# [YOUR OBJECTIVE]
For the entries below, say how many lines include the word "title" and add nothing else.

# [WORKING DATA]

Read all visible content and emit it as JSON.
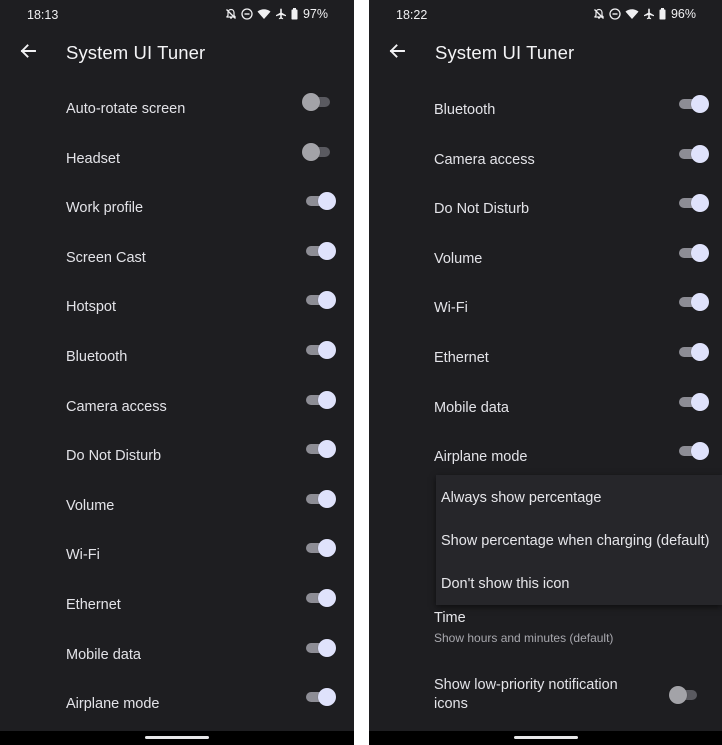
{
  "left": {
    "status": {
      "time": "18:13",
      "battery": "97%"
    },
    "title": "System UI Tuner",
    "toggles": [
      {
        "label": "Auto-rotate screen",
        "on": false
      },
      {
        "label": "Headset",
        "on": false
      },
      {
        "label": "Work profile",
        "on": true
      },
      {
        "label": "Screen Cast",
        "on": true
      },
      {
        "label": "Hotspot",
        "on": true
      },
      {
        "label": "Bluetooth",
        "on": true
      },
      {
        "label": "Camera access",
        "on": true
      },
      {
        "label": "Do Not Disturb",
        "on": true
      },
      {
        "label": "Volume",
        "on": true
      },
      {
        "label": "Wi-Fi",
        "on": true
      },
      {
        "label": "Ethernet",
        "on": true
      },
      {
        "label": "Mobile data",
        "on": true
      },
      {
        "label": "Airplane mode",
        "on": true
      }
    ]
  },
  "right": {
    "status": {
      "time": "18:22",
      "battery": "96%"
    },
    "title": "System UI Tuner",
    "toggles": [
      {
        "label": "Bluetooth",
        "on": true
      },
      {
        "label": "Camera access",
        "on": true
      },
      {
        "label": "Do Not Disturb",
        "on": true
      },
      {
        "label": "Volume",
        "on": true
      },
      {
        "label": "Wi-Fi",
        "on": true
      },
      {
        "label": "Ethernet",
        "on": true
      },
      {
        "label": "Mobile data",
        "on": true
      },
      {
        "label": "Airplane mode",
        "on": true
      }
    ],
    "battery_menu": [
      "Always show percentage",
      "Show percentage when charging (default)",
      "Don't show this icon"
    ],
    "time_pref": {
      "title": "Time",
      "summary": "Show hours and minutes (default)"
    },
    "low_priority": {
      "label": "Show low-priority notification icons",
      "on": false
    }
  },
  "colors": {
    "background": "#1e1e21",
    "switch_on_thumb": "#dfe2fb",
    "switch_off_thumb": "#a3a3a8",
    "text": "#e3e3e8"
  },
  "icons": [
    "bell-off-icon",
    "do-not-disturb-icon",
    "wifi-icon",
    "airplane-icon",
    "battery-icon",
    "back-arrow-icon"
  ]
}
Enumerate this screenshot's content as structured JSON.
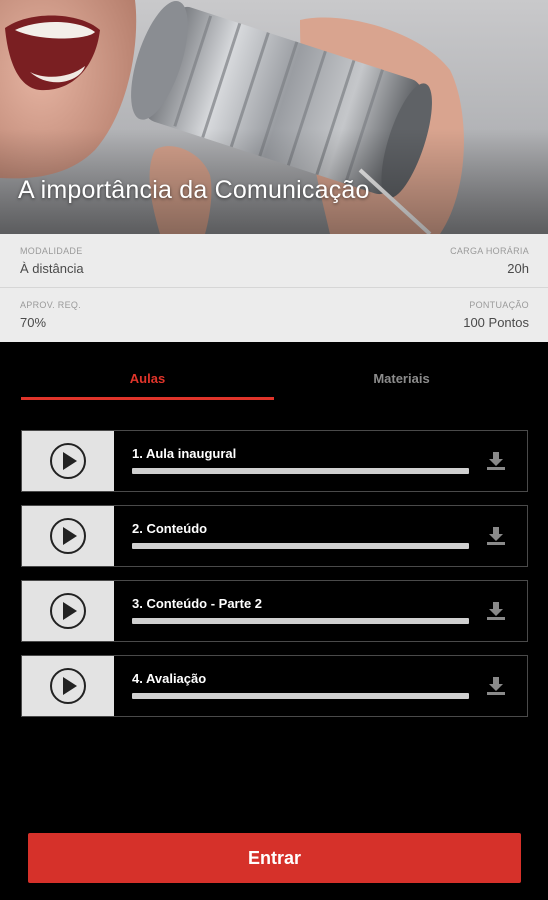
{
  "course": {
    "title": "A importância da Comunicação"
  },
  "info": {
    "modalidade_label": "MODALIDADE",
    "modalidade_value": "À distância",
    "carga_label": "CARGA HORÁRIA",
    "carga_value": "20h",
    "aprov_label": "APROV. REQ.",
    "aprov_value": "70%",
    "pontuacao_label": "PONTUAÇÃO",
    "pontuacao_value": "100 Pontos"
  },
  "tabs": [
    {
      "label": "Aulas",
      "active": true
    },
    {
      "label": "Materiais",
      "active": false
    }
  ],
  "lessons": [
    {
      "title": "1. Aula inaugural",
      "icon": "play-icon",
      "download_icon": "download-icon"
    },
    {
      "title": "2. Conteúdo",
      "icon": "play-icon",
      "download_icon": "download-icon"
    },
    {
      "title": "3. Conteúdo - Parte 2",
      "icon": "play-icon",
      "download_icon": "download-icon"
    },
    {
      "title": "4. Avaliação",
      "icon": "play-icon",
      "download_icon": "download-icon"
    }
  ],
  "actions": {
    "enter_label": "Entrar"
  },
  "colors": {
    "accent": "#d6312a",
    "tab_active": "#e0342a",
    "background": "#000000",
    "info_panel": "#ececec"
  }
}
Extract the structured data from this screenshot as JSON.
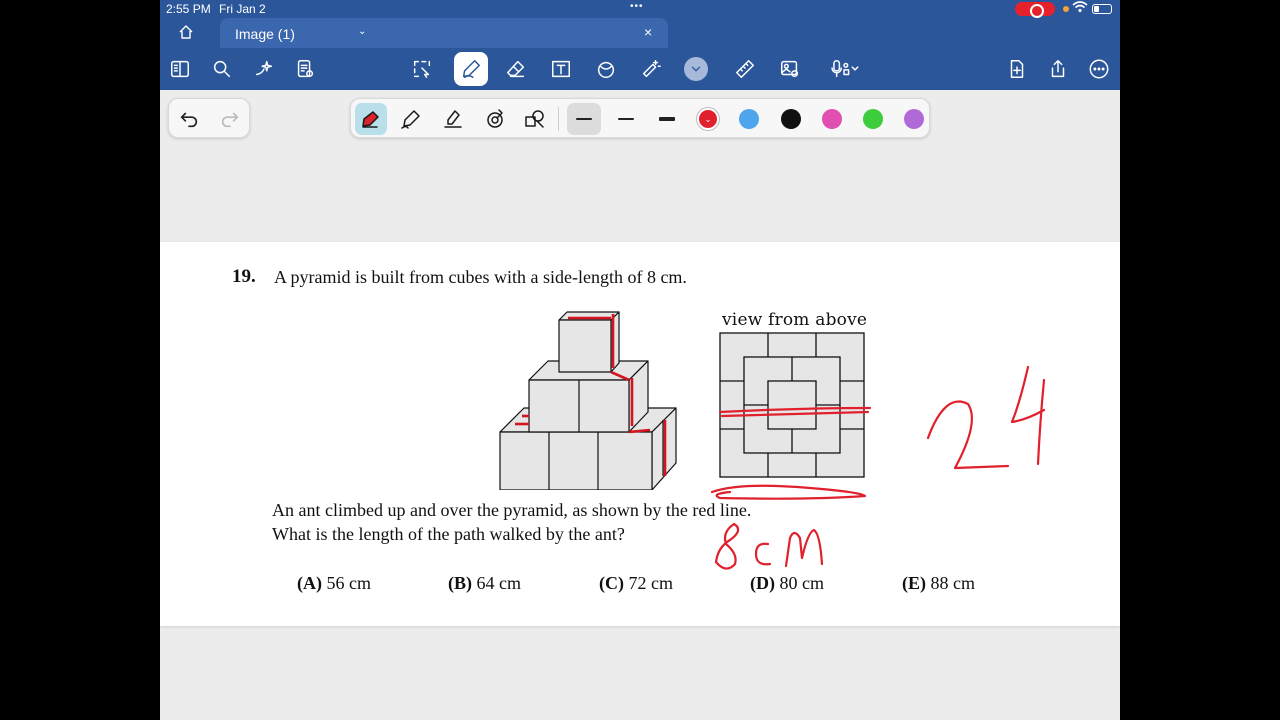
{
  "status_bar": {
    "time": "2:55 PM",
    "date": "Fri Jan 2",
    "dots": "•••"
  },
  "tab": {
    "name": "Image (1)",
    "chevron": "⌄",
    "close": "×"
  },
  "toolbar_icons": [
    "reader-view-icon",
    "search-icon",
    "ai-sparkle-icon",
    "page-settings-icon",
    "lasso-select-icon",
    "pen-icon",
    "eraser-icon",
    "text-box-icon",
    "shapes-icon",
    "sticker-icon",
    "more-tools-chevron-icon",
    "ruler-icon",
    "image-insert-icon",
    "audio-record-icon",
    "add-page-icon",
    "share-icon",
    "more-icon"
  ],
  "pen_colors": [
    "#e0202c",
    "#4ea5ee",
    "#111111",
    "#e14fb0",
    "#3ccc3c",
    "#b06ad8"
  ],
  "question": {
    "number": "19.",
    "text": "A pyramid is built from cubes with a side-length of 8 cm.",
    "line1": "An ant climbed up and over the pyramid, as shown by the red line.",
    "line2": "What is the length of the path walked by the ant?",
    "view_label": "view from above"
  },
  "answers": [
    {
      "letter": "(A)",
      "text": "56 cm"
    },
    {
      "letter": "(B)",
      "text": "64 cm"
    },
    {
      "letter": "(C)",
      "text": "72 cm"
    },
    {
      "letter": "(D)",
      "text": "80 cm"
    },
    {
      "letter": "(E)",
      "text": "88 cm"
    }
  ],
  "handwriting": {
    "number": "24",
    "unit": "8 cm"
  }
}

# [TASK RESPONSE]
8